30 Apr 2019 Štěpán Hojdar Computer vision Tsung-Yi Lin, Priya Goyal, Ross Girshick, Kaiming He, Piotr Dollár: Focal Loss for Dense Object Detection
Xuebo Liu, Ding Liang, Shi Yan, Dagui Chen, Yu Qiao, Junjie Yan: FOTS: Fast Oriented Text Spotting with a Unified Network
07 May 2019 Petra Doubravová RL as planning Danijar Hafner, Timothy Lillicrap, Ian Fischer, Ruben Villegas, David Ha, Honglak Lee, James Davidson: Learning Latent Dynamics for Planning from Pixels
Felipe Vianna RL credit assignment Jose A. Arjona-Medina, Michael Gillhofer, Michael Widrich, Thomas Unterthiner, Johannes Brandstetter, Sepp Hochreiter: RUDDER: Return Decomposition for Delayed Rewards
14 May 2019 No DL Seminar Rector's Day
21 May 2019 Surya Prakash AutoRL Hao-Tien Lewis Chiang, Aleksandra Faust, Marek Fiser, Anthony Francis: Learning Navigation Behaviors End-to-End with AutoRL
Anthony Francis, Aleksandra Faust, Hao-Tien Lewis Chiang, Jasmine Hsu, J. Chase Kew, Marek Fiser, Tsang-Wei Edward Lee: Long-Range Indoor Navigation with PRM-RL

AI Safety and Inverse Reinforcement Learning Materials

Even if the talk by Tomáš Gavenčiak was cancelled, you can at least study on the following materials he kindly sent us:

Intro and motivation:

  • General intro video (5m) from Stuart Russel (author of AIMA)
  • A nice video example of reward hacking in RL (OpenAI blog)
  • A paper with more value mis-specification examples (PDF with some pictures).

Why is it hard, why are the hard parts important:

  • Really nice talk (90m) from Yukdowsky on AI alignment problem, with concrete math and simple models.
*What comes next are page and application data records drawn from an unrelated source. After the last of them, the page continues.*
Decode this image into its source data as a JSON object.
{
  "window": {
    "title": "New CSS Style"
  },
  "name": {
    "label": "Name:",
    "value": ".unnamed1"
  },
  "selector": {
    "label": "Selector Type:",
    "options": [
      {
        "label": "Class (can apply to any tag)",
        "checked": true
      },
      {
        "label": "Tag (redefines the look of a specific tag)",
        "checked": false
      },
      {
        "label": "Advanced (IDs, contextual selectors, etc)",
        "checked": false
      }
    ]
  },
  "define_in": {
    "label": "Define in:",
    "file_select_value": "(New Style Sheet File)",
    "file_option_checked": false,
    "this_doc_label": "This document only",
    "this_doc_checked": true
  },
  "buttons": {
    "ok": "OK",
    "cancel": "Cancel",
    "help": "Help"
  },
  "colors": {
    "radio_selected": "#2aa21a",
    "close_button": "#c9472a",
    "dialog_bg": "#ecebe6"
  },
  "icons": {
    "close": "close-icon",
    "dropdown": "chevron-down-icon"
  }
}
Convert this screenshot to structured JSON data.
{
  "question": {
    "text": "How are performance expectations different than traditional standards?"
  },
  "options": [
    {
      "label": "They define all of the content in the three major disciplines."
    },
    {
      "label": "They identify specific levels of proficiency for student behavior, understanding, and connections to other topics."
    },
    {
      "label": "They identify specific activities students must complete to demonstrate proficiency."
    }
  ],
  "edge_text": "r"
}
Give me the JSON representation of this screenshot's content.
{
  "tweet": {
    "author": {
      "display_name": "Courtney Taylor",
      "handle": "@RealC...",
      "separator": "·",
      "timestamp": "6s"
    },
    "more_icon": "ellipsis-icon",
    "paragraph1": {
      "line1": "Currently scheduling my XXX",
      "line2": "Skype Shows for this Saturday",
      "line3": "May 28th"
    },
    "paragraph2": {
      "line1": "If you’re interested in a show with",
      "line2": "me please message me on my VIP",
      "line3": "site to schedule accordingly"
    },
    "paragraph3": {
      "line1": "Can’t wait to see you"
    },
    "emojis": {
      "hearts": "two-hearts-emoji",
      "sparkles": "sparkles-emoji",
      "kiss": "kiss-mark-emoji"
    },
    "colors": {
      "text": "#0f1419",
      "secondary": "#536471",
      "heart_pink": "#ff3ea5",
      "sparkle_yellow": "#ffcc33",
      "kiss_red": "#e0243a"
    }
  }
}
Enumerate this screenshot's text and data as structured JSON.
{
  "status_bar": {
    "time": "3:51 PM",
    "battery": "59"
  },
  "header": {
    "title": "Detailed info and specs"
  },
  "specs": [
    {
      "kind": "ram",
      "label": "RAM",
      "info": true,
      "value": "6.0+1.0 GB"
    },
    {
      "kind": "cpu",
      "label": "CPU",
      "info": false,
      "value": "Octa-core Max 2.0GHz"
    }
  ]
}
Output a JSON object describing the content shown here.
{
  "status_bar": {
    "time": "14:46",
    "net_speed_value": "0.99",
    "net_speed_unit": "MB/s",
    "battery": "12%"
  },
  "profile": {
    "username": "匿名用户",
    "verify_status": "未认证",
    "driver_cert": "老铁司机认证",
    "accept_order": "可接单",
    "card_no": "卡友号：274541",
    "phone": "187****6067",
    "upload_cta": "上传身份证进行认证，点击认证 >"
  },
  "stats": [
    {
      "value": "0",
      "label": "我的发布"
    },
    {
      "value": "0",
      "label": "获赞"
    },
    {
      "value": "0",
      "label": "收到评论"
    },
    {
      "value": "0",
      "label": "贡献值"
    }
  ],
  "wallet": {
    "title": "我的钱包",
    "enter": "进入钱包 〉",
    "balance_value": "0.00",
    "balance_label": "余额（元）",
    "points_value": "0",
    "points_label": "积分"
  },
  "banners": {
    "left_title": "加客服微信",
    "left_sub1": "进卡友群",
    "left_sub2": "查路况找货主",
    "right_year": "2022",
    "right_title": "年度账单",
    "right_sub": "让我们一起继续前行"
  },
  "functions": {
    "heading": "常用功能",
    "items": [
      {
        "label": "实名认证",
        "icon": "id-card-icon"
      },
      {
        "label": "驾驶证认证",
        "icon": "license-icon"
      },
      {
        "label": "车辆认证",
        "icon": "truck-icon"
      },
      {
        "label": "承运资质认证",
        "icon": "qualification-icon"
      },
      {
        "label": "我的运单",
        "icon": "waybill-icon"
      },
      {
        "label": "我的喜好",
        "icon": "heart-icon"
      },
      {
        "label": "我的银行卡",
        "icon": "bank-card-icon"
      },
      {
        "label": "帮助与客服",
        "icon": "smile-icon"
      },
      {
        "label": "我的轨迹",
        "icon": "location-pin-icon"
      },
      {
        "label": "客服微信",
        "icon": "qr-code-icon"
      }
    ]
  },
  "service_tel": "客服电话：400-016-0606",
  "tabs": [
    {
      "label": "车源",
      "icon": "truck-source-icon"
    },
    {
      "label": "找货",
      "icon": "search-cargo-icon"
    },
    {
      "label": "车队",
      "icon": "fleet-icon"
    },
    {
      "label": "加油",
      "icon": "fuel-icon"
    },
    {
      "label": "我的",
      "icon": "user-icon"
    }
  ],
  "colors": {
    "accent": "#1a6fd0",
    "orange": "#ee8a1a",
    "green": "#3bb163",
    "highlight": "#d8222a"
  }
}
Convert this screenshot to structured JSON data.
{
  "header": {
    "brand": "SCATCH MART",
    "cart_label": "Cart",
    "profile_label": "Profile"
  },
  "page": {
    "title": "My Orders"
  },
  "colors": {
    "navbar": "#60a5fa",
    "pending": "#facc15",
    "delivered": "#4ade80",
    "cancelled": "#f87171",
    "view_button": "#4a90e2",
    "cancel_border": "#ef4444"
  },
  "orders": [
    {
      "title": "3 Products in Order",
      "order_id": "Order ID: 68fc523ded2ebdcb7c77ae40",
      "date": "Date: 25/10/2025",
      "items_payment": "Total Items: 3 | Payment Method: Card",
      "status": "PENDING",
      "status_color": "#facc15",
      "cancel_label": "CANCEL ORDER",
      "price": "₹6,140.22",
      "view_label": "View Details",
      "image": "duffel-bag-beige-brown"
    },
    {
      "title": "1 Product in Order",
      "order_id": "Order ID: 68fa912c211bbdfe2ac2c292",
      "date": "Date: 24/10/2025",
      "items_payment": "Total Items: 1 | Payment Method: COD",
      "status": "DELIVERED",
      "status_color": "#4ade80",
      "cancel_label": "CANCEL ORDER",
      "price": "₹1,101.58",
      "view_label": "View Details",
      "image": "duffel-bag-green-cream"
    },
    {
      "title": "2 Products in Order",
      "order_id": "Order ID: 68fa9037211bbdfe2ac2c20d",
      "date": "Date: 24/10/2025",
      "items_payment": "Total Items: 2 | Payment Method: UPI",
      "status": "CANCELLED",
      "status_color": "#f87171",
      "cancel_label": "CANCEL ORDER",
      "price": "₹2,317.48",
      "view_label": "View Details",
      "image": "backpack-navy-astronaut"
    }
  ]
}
One part (here in the video) deals with counter-/examples to even simple problem specification (e.g. let's give the AI a off-switch and make it not want to interfere with it).

Inverse reinforcement learning and some variants:

  • Nice short video introduction with basic SGD-based algorithm (3m).

  • Complete lecture from CVPR18, both overview and maths. Has parts on Maximum Entropy IRL (here) and also GAIL and other advanced techniques later.

Example of success with simpler model:

  • Learning from human preferences (OpenAI blog with videos): teaching a "Hopper" figure to do a backflip, learning the value function only by showing humans 2 short videos to compare (<1000 times).